A mother's last days
George Hodgman had defined himself by his work as an editor in New York City. Newly out of a job, he returns home to small-town Paris, Missouri, and discovers that his mother, Betty, is in need of full-time care. Their affection and shared humor dance around the unspoken; Hodgman is gay, a fact his parents never acknowledged.
In Bettyville, Hodgman writes with wit and empathy about all the loss he’s confronted with. Betty’s poor health is mirrored by the failure of towns like Paris, whose farms and lumberyards are now Walmarts and meth labs. Coming out in the age of AIDS, he lost the people he was close to when he had nowhere else to turn. His commitment to “see someone through. All the way home,” is medicine for his own soul as much as his mother’s.
That doesn’t mean Bettyville is without humor—far from it. Paris eccentrics (one woman shampoos her hair in the soda fountain) compete with Hodgman’s colleagues in the office of Vanity Fair. The stresses of eldercare take their toll as well: “Monitored by graph, my emotions would resemble a chart of a frenetic third world economy.”

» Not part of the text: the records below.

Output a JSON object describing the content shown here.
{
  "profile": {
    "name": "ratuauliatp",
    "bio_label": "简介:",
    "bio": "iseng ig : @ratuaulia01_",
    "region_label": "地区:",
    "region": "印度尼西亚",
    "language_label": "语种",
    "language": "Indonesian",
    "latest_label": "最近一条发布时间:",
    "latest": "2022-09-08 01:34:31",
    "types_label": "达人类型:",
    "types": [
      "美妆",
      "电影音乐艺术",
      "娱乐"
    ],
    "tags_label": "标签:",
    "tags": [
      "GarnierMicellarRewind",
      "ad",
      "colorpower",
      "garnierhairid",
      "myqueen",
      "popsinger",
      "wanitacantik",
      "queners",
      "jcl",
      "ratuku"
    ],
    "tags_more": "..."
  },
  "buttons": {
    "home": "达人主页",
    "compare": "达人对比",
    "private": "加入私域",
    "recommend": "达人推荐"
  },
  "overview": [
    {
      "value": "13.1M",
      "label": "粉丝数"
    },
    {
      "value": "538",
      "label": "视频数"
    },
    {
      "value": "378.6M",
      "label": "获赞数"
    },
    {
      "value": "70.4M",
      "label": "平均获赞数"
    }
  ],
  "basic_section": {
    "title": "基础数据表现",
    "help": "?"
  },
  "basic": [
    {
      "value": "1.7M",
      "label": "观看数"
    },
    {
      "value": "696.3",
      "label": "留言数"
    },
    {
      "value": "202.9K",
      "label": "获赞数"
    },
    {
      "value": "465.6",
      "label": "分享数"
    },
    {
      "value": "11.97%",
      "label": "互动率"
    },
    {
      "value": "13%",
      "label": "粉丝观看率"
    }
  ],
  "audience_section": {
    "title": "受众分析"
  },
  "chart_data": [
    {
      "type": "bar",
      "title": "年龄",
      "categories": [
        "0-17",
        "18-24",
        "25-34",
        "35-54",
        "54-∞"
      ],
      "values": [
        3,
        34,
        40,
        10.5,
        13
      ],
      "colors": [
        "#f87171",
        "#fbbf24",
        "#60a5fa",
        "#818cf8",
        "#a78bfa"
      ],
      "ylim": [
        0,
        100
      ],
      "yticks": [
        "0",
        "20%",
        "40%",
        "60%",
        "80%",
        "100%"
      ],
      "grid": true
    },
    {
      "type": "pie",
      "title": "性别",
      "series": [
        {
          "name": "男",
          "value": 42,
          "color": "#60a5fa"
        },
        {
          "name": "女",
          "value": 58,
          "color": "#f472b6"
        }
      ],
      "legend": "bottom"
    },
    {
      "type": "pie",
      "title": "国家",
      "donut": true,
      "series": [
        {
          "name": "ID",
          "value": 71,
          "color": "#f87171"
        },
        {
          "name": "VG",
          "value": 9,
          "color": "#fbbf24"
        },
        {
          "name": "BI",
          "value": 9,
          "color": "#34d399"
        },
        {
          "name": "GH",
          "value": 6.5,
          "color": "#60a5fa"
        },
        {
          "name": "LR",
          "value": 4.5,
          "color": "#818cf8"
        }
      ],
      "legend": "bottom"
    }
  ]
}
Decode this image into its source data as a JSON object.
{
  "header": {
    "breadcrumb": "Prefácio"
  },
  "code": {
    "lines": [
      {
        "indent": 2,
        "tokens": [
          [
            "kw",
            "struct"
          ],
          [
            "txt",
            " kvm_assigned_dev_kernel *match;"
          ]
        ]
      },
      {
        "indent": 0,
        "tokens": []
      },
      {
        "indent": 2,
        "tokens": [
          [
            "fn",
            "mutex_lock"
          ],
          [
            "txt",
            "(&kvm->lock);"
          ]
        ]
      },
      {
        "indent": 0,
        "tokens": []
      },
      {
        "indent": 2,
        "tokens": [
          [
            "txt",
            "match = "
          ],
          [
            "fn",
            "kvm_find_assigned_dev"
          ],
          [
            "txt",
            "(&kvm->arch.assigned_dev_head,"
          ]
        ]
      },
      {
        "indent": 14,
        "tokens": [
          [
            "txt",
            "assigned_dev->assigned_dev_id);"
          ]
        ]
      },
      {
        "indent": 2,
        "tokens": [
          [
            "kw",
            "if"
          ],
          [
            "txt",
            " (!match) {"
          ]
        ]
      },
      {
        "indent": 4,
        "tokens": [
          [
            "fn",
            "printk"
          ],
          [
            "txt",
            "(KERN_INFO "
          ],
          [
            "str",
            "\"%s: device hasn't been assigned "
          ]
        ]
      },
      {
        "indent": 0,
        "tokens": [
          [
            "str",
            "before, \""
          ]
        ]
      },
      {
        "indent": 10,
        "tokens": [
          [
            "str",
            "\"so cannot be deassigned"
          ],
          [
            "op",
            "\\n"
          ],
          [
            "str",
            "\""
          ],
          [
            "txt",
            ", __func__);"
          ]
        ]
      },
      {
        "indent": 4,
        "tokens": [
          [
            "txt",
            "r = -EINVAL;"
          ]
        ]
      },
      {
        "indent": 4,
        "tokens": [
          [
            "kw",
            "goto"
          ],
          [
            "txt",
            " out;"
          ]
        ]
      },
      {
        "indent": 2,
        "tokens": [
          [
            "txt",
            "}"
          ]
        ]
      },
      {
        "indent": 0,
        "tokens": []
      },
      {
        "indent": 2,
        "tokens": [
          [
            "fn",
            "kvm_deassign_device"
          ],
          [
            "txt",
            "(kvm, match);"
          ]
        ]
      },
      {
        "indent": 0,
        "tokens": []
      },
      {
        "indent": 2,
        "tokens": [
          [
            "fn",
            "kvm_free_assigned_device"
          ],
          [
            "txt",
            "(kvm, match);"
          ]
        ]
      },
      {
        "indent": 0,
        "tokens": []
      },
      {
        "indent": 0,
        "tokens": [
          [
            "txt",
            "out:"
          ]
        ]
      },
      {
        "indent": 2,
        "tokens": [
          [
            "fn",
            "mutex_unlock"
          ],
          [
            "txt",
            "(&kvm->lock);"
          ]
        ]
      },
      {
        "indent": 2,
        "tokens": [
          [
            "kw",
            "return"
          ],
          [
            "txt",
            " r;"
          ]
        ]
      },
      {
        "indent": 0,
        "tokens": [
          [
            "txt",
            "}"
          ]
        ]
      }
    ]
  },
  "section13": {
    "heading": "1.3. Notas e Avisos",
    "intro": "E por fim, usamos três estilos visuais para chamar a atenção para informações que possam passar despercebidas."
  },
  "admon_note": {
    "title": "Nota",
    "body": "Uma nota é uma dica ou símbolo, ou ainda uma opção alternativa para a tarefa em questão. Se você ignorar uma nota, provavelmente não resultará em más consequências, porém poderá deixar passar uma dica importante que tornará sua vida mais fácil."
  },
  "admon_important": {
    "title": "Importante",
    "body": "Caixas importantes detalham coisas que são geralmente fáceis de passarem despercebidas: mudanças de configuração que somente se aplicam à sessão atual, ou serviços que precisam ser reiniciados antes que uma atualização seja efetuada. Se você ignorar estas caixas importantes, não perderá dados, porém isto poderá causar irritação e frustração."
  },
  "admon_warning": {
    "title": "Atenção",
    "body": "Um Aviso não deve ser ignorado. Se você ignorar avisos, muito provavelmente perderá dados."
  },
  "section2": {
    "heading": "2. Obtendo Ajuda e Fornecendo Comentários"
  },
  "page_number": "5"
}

This is a portrait of a woman in decline, but still very much alive and committed to getting the lion’s share of mini-Snickers at every opportunity. When things are left unsaid between parents and children, it leaves a hurt that can never be completely repaired, but love and dedication can make those scarred places into works of art. Bettyville is one such masterpiece.